Chris De Pretis’ indie horror scifi film has its heart in the right place, but at the end of the day, I can’t say he re-invents the wheel here. I was never quite sure if “Death Blood 4” was intended as a meta-horror movie or not, as it puts up this gimmick of it being a sequel to three movies that never quite existed. It goes about this “Grindhouse” novelty until the introduction of the actual narrative where it’s played fairly straight faced and with a stern tone bereft of any notable satirical content.
With many calling the death of physical media and some studios switching over to streaming for some of their titles, the market for collectors is as interesting as ever. What with the theaters closing, studios are rushing to release a lot of their films on new formats or present them in a new way for movie fans. Sadly there haven’t been a lot of really big unveilings in terms of titles unleashed. Save for a few surprises here and there (“Rad,” “The Gate II,” “36.15 Code Père Noël”), it’s all more of the same ad nauseum (Do we really need yet another edition of “E.T.” or “Back to the Future”?) there are still so many movies out there that have yet to see a release on Blu-Ray, 4K UHD, and yes, even Standard DVD.
That said, these are five very good movies that deserve a home media release.

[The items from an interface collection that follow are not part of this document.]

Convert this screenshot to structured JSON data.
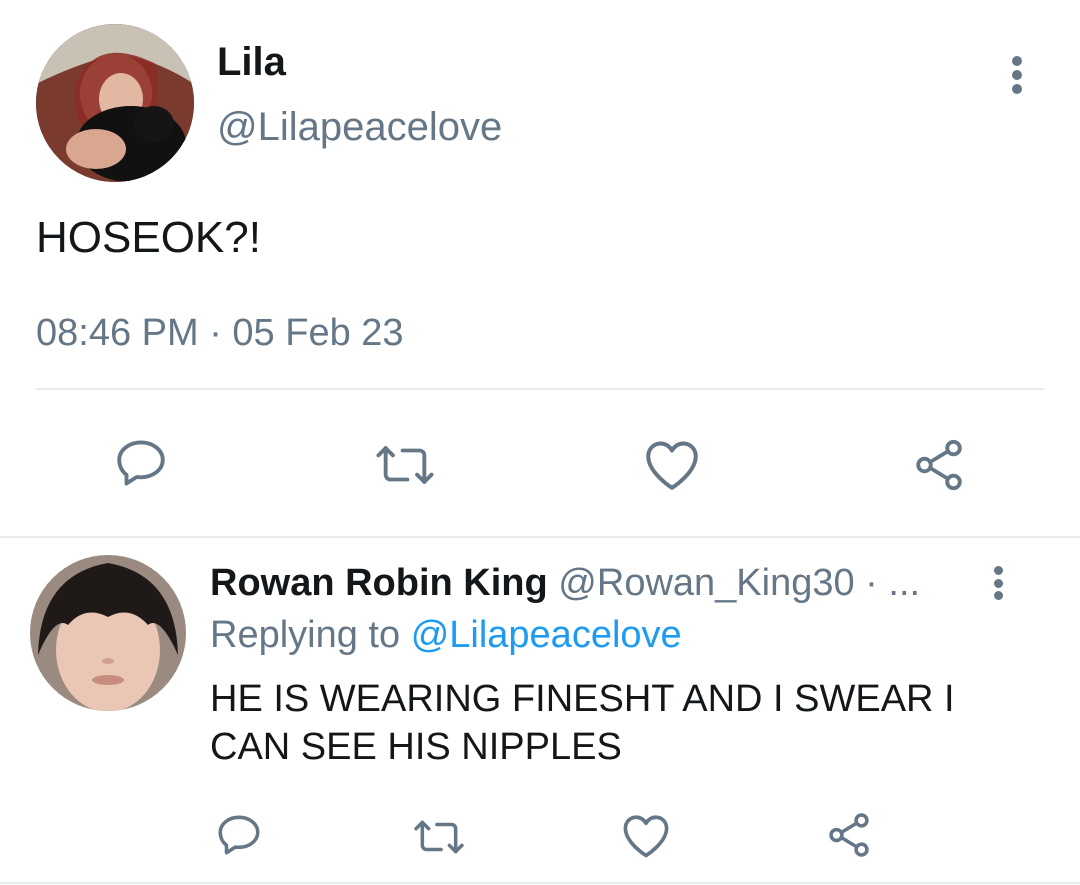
{
  "main_tweet": {
    "author_name": "Lila",
    "handle": "@Lilapeacelove",
    "text": "HOSEOK?!",
    "timestamp": "08:46 PM · 05 Feb 23",
    "actions": [
      "reply",
      "retweet",
      "like",
      "share"
    ]
  },
  "reply_tweet": {
    "author_name": "Rowan Robin King",
    "handle_meta": "@Rowan_King30 · ...",
    "replying_prefix": "Replying to",
    "replying_handle": "@Lilapeacelove",
    "text_line1": "HE IS WEARING FINESHT AND I SWEAR I",
    "text_line2": "CAN SEE HIS NIPPLES",
    "actions": [
      "reply",
      "retweet",
      "like",
      "share"
    ]
  },
  "colors": {
    "text": "#14171a",
    "muted": "#657786",
    "link": "#1d9bf0",
    "divider": "#e6ecf0"
  }
}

Creator Julian Carlile’s “The Meeting Chronicles” is certainly one of the most bizarre and fascinating comedy movies I’ve seen all year. That’s by no means an insult as “The Meeting Chronicles” concocts an unusual tale of people trying to find their goal in the writing field and end up just falling in to an endless stream of nonsense including confrontations with homeless speakers, and overly enthusiastic porn stars. I can’t say I loved “The Meeting Chronicles” but I enjoyed its charming, minimalist aesthetic.
I guess you could classify “Scare Package” as a horror movie, and yes even a horror comedy. But if my arm were twisted I’d be more comfortable just classifying it as a comedy. “Scare Package” is that movie that has a great time breaking down horror tropes and satirizing the clichés we’ve seen in various horror movies, but never actually includes any kind of scary content. Every single segment in this anthology is played with a tongue in cheek, and it’s a shame since a movie with this concept has a chance to re-imagine horror tropes.